"We now have more police. As a result more offenders are going to come before the courts… We must now tackle what is not being achieved by sentences that the courts impose. We must make inroads into the abysmal re-offending rates. Success in doing this could transform the situation. Our efforts must not be deflected by the protests from those who ignore the reality of the situation we are in."

Lord Woolf considered that in future  imprisonment should be used primarily in 4 situations:

  1. Where imprisonment is essential for public protection.
  2. Where a crime's seriousness is such that it can only be marked by a significant prison sentence.
  3. A 'clang of the prison door' sentence i.e. a sentence to mark the serious nature of offending by a very short time in prison combined with other punishments.
  4. Where the crime itself does not make prison necessary but it becomes necessary as n offender refuses to comply with other sentences.

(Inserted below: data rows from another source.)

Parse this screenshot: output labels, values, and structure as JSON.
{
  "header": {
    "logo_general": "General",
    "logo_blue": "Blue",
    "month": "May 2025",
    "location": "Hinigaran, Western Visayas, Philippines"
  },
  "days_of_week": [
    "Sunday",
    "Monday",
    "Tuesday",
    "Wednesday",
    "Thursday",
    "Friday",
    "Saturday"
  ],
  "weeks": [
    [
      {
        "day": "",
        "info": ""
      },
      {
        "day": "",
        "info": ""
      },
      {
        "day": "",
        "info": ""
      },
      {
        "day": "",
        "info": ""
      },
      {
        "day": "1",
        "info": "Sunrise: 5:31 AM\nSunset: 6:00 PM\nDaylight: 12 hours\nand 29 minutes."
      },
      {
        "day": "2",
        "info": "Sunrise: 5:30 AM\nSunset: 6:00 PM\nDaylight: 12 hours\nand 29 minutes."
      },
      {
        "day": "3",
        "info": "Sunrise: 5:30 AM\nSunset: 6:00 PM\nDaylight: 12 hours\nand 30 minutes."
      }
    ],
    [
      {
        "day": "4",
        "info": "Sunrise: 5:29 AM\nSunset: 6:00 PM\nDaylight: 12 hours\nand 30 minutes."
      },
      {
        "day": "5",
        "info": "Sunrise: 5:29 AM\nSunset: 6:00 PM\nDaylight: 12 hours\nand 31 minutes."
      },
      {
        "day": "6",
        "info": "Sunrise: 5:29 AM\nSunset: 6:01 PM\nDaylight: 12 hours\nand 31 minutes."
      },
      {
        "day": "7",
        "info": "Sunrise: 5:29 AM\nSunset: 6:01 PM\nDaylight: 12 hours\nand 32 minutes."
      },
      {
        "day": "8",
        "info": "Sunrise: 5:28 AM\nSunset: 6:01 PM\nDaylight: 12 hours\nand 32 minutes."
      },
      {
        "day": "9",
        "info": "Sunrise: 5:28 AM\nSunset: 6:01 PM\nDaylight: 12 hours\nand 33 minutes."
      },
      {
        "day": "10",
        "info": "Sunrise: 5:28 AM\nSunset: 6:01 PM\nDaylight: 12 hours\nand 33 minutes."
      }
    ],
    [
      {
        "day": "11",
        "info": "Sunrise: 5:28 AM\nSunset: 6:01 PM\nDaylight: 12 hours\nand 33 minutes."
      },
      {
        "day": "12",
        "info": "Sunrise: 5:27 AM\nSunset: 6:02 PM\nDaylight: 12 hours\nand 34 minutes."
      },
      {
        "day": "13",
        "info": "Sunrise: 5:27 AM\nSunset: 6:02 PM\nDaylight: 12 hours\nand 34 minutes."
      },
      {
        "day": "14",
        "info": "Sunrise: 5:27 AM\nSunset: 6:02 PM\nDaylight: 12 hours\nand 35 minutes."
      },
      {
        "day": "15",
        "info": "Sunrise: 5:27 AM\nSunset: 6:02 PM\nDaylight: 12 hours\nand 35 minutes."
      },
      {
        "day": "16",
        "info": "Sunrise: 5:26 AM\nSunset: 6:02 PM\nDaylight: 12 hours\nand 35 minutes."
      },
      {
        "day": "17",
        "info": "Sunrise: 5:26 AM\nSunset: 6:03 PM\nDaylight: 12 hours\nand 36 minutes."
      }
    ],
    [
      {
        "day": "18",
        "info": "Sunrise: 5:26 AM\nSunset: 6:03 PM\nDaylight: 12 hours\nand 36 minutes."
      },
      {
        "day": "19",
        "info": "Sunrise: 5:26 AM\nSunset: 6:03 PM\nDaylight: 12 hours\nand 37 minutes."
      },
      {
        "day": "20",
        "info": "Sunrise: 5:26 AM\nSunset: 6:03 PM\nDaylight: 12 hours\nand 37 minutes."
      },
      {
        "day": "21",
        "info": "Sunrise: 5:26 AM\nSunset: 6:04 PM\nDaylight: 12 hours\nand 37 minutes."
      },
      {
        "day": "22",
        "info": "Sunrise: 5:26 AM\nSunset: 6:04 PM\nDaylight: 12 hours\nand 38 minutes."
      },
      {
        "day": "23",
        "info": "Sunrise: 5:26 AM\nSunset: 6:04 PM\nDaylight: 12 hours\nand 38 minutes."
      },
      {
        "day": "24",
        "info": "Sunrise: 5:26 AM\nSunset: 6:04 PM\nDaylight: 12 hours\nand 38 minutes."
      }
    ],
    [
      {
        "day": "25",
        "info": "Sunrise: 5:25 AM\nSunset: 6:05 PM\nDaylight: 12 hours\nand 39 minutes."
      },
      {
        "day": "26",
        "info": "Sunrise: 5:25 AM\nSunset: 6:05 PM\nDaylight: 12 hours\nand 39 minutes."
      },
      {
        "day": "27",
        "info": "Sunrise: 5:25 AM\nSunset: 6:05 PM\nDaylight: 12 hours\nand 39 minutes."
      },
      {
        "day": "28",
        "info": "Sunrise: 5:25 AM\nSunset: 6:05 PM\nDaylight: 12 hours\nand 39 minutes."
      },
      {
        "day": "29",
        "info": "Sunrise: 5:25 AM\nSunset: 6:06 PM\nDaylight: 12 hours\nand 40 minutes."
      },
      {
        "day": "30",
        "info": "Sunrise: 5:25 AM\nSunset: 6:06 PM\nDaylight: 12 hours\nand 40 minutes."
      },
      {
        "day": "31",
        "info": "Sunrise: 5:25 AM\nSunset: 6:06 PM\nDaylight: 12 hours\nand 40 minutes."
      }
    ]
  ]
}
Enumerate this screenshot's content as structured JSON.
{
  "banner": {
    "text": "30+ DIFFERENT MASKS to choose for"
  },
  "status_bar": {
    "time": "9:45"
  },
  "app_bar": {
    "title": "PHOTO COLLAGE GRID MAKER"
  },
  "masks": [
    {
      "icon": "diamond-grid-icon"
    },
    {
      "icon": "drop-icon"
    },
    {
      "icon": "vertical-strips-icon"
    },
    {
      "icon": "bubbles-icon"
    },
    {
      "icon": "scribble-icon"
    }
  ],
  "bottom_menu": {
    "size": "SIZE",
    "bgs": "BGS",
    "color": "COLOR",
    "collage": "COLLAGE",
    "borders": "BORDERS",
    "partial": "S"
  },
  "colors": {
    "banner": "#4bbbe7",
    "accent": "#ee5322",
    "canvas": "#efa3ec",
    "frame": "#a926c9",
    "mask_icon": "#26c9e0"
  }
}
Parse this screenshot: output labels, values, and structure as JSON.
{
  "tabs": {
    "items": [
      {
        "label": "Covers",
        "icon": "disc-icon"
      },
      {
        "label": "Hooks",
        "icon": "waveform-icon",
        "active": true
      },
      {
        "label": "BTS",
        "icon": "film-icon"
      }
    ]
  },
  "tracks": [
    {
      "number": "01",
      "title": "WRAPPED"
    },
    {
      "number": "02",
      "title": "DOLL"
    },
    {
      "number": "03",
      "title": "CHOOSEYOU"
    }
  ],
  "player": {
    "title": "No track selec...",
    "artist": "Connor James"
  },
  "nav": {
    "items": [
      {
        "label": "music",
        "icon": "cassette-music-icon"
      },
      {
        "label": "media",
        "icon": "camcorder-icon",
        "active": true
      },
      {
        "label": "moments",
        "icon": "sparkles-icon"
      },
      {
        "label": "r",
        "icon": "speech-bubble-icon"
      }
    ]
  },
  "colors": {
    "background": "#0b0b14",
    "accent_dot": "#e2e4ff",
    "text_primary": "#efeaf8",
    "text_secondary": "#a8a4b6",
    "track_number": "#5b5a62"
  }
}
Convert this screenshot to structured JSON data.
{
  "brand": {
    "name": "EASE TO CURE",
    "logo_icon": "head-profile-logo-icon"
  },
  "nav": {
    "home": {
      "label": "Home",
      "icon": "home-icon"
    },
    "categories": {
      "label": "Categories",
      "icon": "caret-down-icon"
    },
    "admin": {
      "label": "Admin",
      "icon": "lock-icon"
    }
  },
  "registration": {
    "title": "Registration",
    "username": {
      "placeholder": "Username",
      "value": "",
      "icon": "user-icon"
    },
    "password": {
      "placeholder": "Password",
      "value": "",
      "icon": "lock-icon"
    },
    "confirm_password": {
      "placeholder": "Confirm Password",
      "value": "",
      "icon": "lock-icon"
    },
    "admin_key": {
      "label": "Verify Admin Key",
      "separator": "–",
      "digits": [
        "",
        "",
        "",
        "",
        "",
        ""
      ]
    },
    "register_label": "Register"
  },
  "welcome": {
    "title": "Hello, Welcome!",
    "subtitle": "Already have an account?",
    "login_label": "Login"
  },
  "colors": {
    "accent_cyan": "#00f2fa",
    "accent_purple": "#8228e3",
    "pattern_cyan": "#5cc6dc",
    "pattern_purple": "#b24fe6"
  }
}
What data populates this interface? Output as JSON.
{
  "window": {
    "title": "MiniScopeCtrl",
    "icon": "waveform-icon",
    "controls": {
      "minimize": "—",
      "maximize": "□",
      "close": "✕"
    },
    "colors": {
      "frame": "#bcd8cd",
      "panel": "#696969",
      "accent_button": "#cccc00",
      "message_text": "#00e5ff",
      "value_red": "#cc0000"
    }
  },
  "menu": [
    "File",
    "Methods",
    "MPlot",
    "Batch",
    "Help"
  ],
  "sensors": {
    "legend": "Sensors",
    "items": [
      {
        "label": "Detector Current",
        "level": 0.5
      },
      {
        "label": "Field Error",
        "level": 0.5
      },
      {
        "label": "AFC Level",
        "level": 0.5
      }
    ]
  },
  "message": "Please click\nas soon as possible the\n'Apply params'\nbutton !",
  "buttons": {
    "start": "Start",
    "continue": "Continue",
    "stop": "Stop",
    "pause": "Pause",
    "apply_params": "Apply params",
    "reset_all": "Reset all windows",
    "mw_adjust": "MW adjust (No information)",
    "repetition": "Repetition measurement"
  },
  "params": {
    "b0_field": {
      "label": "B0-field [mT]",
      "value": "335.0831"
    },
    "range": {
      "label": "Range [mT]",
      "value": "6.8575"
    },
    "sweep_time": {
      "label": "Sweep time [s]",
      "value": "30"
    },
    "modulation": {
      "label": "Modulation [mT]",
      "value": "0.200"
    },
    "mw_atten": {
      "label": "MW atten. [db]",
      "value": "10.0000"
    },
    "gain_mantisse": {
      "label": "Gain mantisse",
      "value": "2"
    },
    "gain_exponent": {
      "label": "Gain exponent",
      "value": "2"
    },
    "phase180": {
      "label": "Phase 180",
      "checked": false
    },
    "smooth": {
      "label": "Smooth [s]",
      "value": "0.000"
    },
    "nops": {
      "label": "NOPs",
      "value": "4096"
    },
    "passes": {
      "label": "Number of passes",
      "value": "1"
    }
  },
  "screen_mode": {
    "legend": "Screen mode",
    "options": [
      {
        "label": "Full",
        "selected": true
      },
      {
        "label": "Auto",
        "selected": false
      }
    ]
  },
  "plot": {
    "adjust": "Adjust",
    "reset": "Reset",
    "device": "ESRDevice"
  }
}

Lord Woolf argued for the following measures to bring “sense into sentencing”:

  • Developing a consensus as to what resources should be available to the criminal justice system and ensuring that those resources are used in the manner which is most likely to provide the best protection for the public.
  • Using the platform that Parliament and the Government have now provided to halt the continuing rise in the use of imprisonment and instead confining imprisonment primarily for the most serious offences and, in particular, for violent and dangerous offenders;
  • Making the broad range of community punishments really meaningful so that they prevent re-offending and inspire confidence in the public;
  • Providing more extensive drug and other substance abuse testing and training;
  • Relying more on properly enforced fines and the confiscation of the proceeds of crime.
  • Avoiding further legislation except when it is absolutely necessary so as provide the courts and NOMS with the opportunity they need to absorb the changes that have been made and deliver an effective criminal justice system.